* [PROBLEM TO WORK ON]: Set down the data below without change, skipping the pictures it holds.

Dataset rows describing interfaces
● ● ●
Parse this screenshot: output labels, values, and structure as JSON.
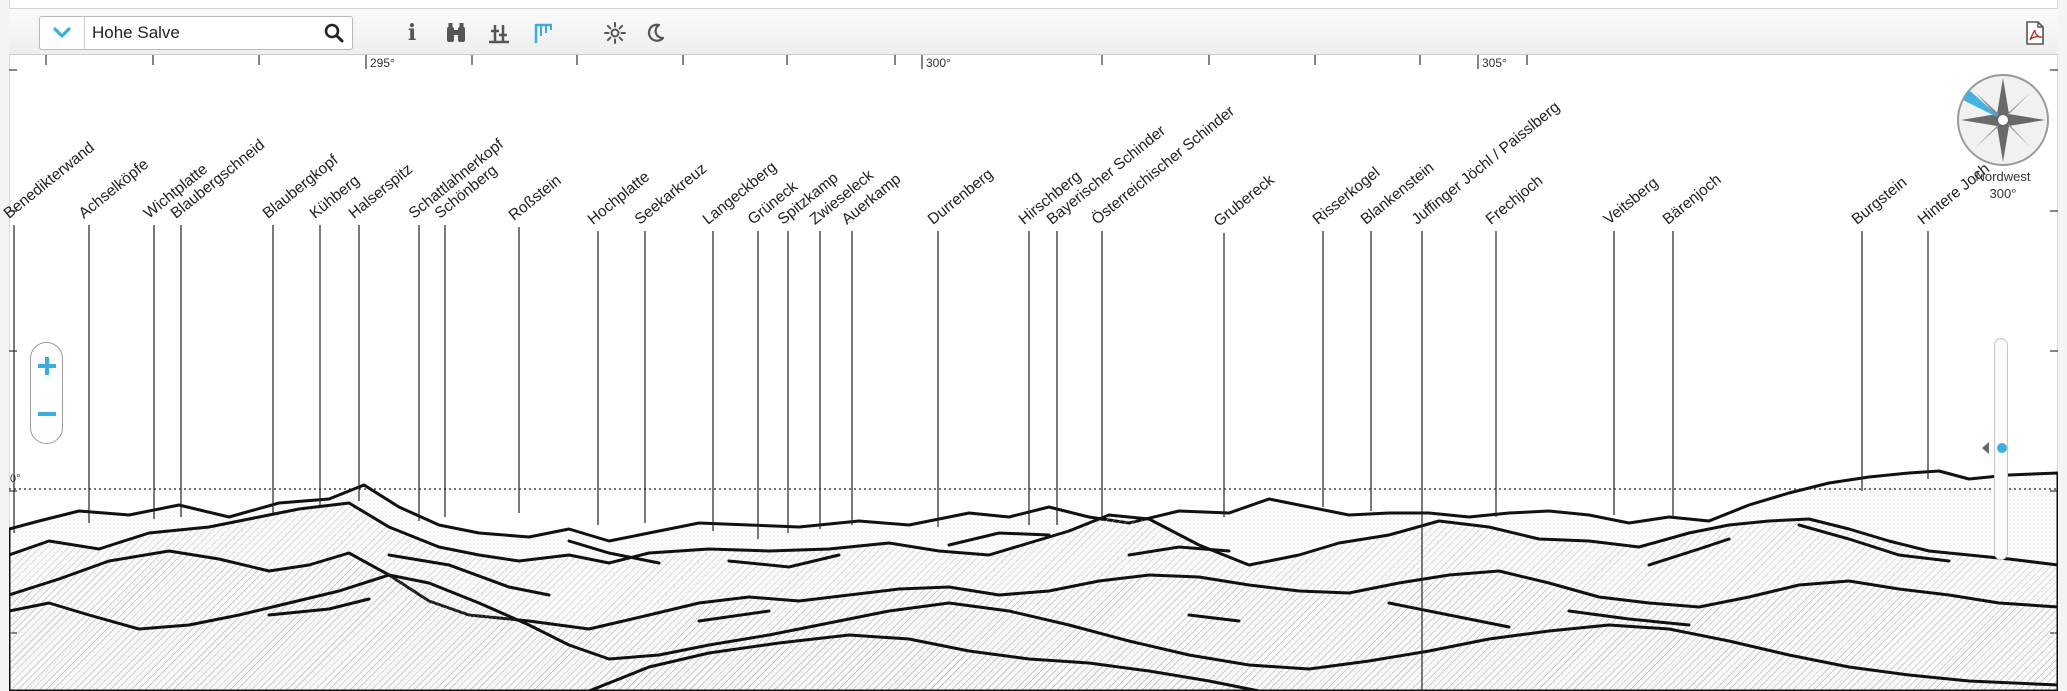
{
  "search": {
    "value": "Hohe Salve",
    "placeholder": ""
  },
  "axis": {
    "degrees": [
      {
        "label": "295°"
      },
      {
        "label": "300°"
      },
      {
        "label": "305°"
      }
    ],
    "horizon_label": "0°"
  },
  "peaks": [
    {
      "name": "Benedikterwand"
    },
    {
      "name": "Achselköpfe"
    },
    {
      "name": "Wichtplatte"
    },
    {
      "name": "Blaubergschneid"
    },
    {
      "name": "Blaubergkopf"
    },
    {
      "name": "Kühberg"
    },
    {
      "name": "Halserspitz"
    },
    {
      "name": "Schattlahnerkopf"
    },
    {
      "name": "Schönberg"
    },
    {
      "name": "Roßstein"
    },
    {
      "name": "Hochplatte"
    },
    {
      "name": "Seekarkreuz"
    },
    {
      "name": "Langeckberg"
    },
    {
      "name": "Grüneck"
    },
    {
      "name": "Spitzkamp"
    },
    {
      "name": "Zwieseleck"
    },
    {
      "name": "Auerkamp"
    },
    {
      "name": "Durrenberg"
    },
    {
      "name": "Hirschberg"
    },
    {
      "name": "Bayerischer Schinder"
    },
    {
      "name": "Österreichischer Schinder"
    },
    {
      "name": "Grubereck"
    },
    {
      "name": "Risserkogel"
    },
    {
      "name": "Blankenstein"
    },
    {
      "name": "Juffinger Jöchl / Paisslberg"
    },
    {
      "name": "Frechjoch"
    },
    {
      "name": "Veitsberg"
    },
    {
      "name": "Bärenjoch"
    },
    {
      "name": "Burgstein"
    },
    {
      "name": "Hintere Joch"
    }
  ],
  "compass": {
    "direction": "Nordwest",
    "heading": "300°"
  },
  "icons": {
    "dropdown": "chevron-down-icon",
    "search": "search-icon",
    "info": "info-icon",
    "binoculars": "binoculars-icon",
    "summit": "summit-icon",
    "peak_labels": "flag-icon",
    "day": "sun-icon",
    "night": "moon-icon",
    "pdf": "pdf-icon",
    "zoom_in": "plus-icon",
    "zoom_out": "minus-icon"
  },
  "colors": {
    "accent": "#3aaee0",
    "line": "#111111",
    "toolbar": "#f0f0f0"
  }
}
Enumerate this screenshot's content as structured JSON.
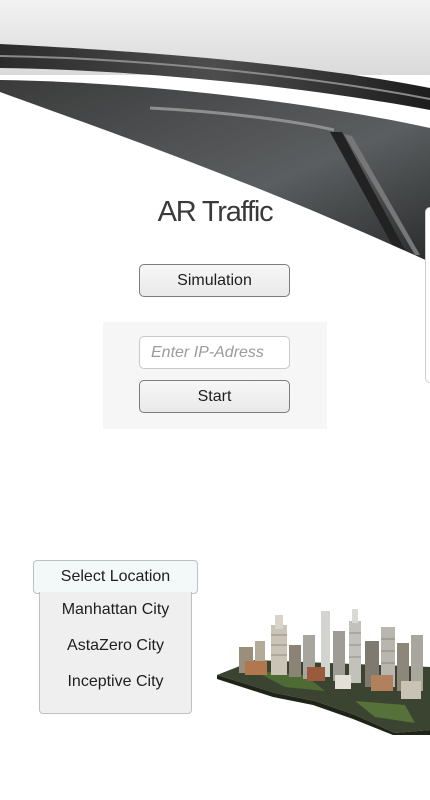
{
  "header": {
    "title": "AR Traffic"
  },
  "simulation_button": {
    "label": "Simulation"
  },
  "connect_panel": {
    "ip_placeholder": "Enter IP-Adress",
    "ip_value": "",
    "start_label": "Start"
  },
  "location": {
    "select_label": "Select Location",
    "options": [
      "Manhattan City",
      "AstaZero City",
      "Inceptive City"
    ]
  },
  "images": {
    "header_image": "car-roof-photo",
    "city_image": "city-3d-model"
  },
  "colors": {
    "title_text": "#3a3a3a",
    "button_border": "#7c7c7c",
    "panel_bg": "#f6f6f6",
    "dropdown_bg": "#efefef"
  }
}
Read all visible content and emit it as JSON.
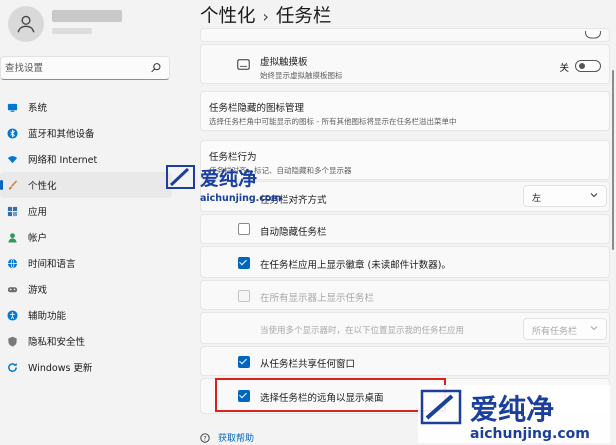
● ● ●
* [SOLUTION TO THIS TASK]:
Parse this screenshot: output labels, values, and structure as JSON.
{
  "search": {
    "value": "Hohe Salve",
    "placeholder": ""
  },
  "axis": {
    "degrees": [
      {
        "label": "295°"
      },
      {
        "label": "300°"
      },
      {
        "label": "305°"
      }
    ],
    "horizon_label": "0°"
  },
  "peaks": [
    {
      "name": "Benedikterwand"
    },
    {
      "name": "Achselköpfe"
    },
    {
      "name": "Wichtplatte"
    },
    {
      "name": "Blaubergschneid"
    },
    {
      "name": "Blaubergkopf"
    },
    {
      "name": "Kühberg"
    },
    {
      "name": "Halserspitz"
    },
    {
      "name": "Schattlahnerkopf"
    },
    {
      "name": "Schönberg"
    },
    {
      "name": "Roßstein"
    },
    {
      "name": "Hochplatte"
    },
    {
      "name": "Seekarkreuz"
    },
    {
      "name": "Langeckberg"
    },
    {
      "name": "Grüneck"
    },
    {
      "name": "Spitzkamp"
    },
    {
      "name": "Zwieseleck"
    },
    {
      "name": "Auerkamp"
    },
    {
      "name": "Durrenberg"
    },
    {
      "name": "Hirschberg"
    },
    {
      "name": "Bayerischer Schinder"
    },
    {
      "name": "Österreichischer Schinder"
    },
    {
      "name": "Grubereck"
    },
    {
      "name": "Risserkogel"
    },
    {
      "name": "Blankenstein"
    },
    {
      "name": "Juffinger Jöchl / Paisslberg"
    },
    {
      "name": "Frechjoch"
    },
    {
      "name": "Veitsberg"
    },
    {
      "name": "Bärenjoch"
    },
    {
      "name": "Burgstein"
    },
    {
      "name": "Hintere Joch"
    }
  ],
  "compass": {
    "direction": "Nordwest",
    "heading": "300°"
  },
  "icons": {
    "dropdown": "chevron-down-icon",
    "search": "search-icon",
    "info": "info-icon",
    "binoculars": "binoculars-icon",
    "summit": "summit-icon",
    "peak_labels": "flag-icon",
    "day": "sun-icon",
    "night": "moon-icon",
    "pdf": "pdf-icon",
    "zoom_in": "plus-icon",
    "zoom_out": "minus-icon"
  },
  "colors": {
    "accent": "#3aaee0",
    "line": "#111111",
    "toolbar": "#f0f0f0"
  }
}
Enumerate this screenshot's content as structured JSON.
{
  "header": {
    "title": "AR Traffic"
  },
  "simulation_button": {
    "label": "Simulation"
  },
  "connect_panel": {
    "ip_placeholder": "Enter IP-Adress",
    "ip_value": "",
    "start_label": "Start"
  },
  "location": {
    "select_label": "Select Location",
    "options": [
      "Manhattan City",
      "AstaZero City",
      "Inceptive City"
    ]
  },
  "images": {
    "header_image": "car-roof-photo",
    "city_image": "city-3d-model"
  },
  "colors": {
    "title_text": "#3a3a3a",
    "button_border": "#7c7c7c",
    "panel_bg": "#f6f6f6",
    "dropdown_bg": "#efefef"
  }
}
Read all visible content and emit it as JSON.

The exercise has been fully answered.